*What is expected:* Below are records. Count every line containing the word "JSON" and give the number alone.

[Entries taken from a collection]
▼▼▼
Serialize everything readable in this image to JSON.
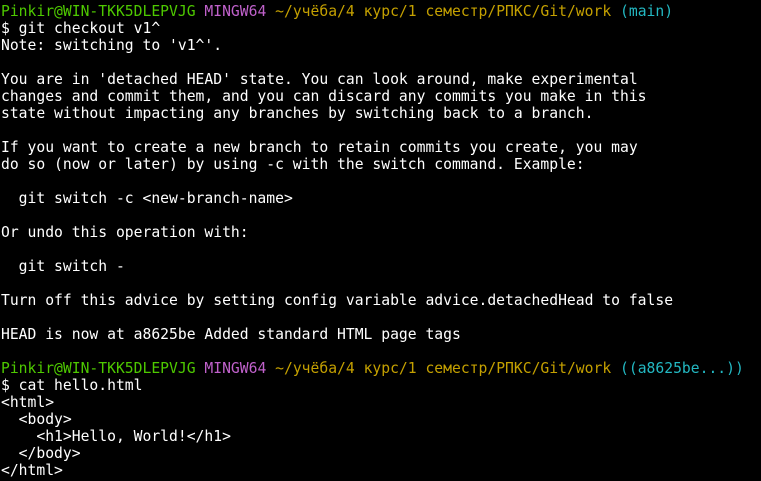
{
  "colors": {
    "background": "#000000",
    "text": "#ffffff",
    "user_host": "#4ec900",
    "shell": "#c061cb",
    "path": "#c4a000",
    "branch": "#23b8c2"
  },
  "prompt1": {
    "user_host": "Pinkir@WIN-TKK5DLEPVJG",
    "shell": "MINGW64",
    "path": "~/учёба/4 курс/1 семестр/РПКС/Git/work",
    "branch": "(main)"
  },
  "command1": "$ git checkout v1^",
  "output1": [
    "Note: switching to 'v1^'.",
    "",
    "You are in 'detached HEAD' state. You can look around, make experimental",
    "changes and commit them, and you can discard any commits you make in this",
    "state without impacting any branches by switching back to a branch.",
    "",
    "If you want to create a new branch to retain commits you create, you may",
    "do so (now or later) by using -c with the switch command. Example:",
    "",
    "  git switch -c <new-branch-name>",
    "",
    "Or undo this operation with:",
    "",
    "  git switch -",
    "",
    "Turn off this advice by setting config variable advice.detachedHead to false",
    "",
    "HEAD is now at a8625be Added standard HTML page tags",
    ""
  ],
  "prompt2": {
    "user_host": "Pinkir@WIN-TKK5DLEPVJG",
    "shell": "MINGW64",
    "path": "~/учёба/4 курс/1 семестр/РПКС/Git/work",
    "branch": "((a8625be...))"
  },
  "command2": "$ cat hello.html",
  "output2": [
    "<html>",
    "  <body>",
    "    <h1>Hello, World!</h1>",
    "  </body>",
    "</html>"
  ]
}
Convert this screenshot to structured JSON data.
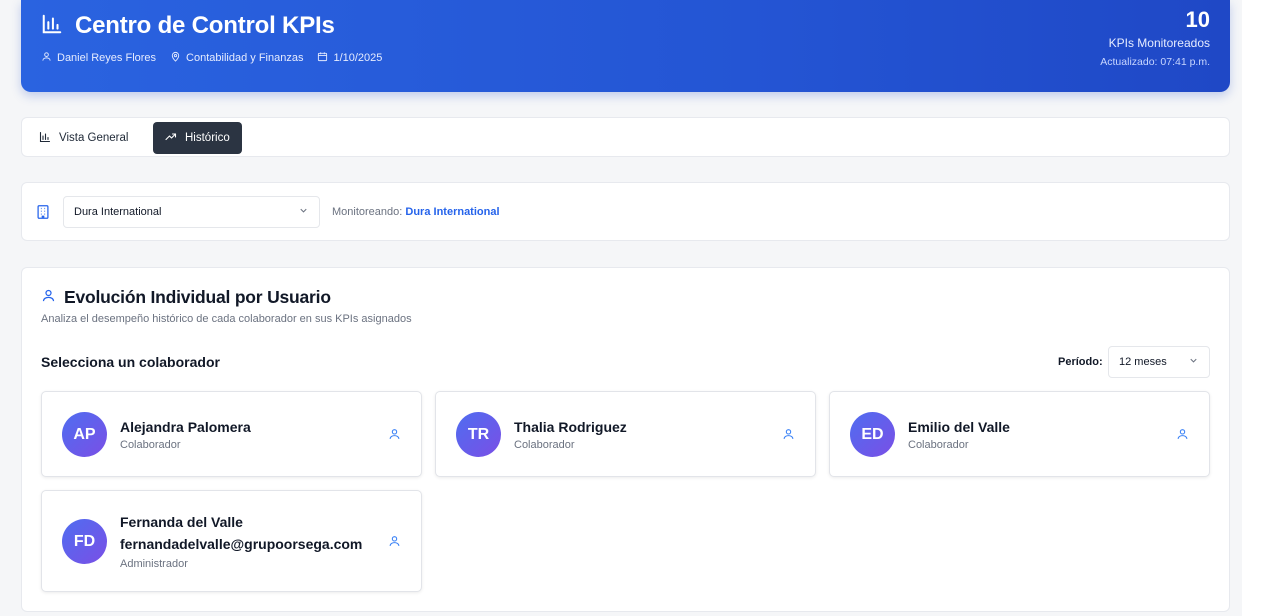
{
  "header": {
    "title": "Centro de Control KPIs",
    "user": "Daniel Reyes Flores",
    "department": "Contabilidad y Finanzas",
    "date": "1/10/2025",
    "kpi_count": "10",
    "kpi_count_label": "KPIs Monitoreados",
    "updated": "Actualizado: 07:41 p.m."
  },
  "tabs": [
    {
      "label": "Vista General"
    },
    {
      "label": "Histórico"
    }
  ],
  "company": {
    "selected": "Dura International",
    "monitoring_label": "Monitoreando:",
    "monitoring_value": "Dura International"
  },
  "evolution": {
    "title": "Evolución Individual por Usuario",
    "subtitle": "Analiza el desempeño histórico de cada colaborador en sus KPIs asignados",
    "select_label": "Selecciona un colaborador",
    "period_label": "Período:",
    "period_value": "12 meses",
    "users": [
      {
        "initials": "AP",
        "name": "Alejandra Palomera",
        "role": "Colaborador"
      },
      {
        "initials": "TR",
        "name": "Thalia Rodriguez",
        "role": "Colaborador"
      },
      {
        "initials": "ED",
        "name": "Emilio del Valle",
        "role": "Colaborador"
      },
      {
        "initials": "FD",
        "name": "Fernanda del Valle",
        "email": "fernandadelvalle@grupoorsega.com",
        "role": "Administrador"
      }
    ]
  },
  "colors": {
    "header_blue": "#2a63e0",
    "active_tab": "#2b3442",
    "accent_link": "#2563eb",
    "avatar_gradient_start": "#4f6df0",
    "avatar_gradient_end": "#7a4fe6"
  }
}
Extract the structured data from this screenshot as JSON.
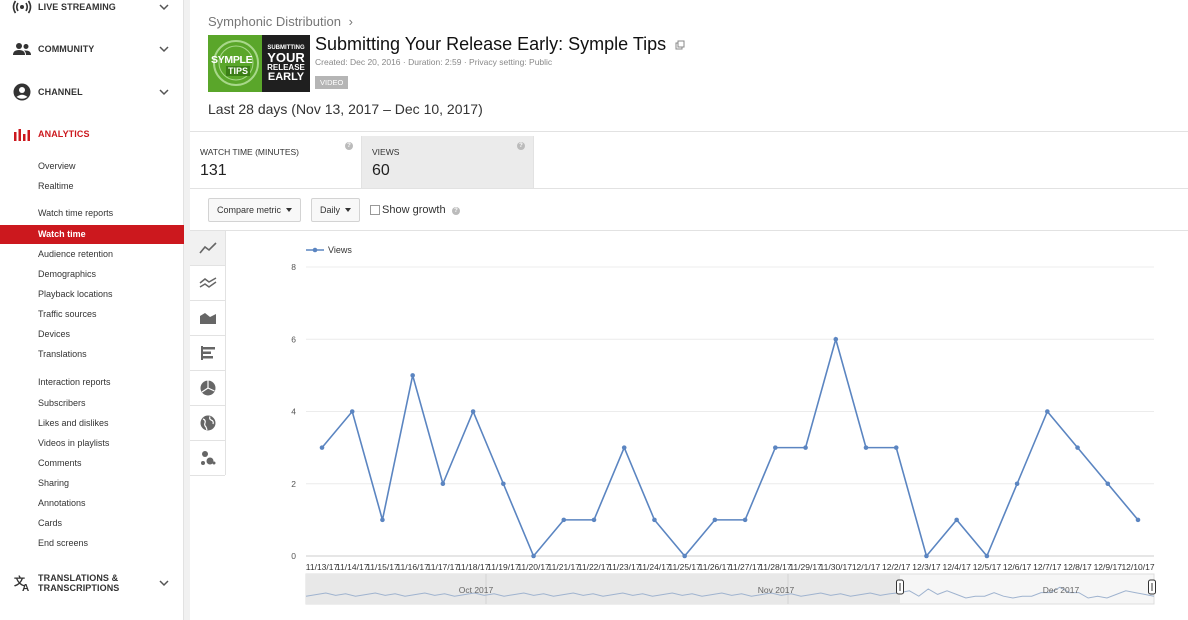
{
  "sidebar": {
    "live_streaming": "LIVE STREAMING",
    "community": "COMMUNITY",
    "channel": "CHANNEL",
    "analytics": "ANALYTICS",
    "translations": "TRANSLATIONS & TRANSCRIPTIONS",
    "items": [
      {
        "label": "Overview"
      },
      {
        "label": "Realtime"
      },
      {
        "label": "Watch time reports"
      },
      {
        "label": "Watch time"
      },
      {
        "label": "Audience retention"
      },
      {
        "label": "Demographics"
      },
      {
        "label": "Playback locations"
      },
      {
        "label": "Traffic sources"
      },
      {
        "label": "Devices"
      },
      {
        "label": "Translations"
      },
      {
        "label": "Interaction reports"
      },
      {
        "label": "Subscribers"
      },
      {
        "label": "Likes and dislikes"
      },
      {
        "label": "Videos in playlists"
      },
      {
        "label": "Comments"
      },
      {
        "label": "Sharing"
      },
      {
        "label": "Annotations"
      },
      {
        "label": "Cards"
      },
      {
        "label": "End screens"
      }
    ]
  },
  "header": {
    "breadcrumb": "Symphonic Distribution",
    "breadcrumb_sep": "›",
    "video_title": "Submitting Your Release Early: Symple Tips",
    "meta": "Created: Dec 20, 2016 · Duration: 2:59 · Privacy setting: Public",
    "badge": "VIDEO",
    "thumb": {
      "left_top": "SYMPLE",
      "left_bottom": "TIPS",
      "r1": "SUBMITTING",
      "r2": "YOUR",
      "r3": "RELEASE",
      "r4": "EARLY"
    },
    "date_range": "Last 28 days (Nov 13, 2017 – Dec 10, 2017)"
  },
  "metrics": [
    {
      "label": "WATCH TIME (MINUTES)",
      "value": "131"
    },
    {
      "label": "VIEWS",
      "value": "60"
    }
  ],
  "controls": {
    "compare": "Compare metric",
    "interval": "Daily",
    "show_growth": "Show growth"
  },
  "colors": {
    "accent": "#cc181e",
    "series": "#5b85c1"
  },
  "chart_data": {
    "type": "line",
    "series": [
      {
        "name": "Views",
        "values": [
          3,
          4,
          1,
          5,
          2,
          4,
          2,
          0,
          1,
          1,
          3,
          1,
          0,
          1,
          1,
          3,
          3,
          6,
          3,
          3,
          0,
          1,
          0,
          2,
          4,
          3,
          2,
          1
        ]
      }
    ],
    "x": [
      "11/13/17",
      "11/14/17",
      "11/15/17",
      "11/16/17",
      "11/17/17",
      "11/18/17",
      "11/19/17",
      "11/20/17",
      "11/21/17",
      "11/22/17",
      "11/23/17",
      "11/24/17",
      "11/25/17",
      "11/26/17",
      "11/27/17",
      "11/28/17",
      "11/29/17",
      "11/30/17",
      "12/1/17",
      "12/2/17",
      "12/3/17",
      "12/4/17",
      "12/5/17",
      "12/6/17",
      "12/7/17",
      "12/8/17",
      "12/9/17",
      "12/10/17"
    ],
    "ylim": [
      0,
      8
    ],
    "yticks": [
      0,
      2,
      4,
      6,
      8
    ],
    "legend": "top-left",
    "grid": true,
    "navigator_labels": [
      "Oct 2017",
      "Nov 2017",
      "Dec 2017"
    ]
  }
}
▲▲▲
*Solution for this task:* 3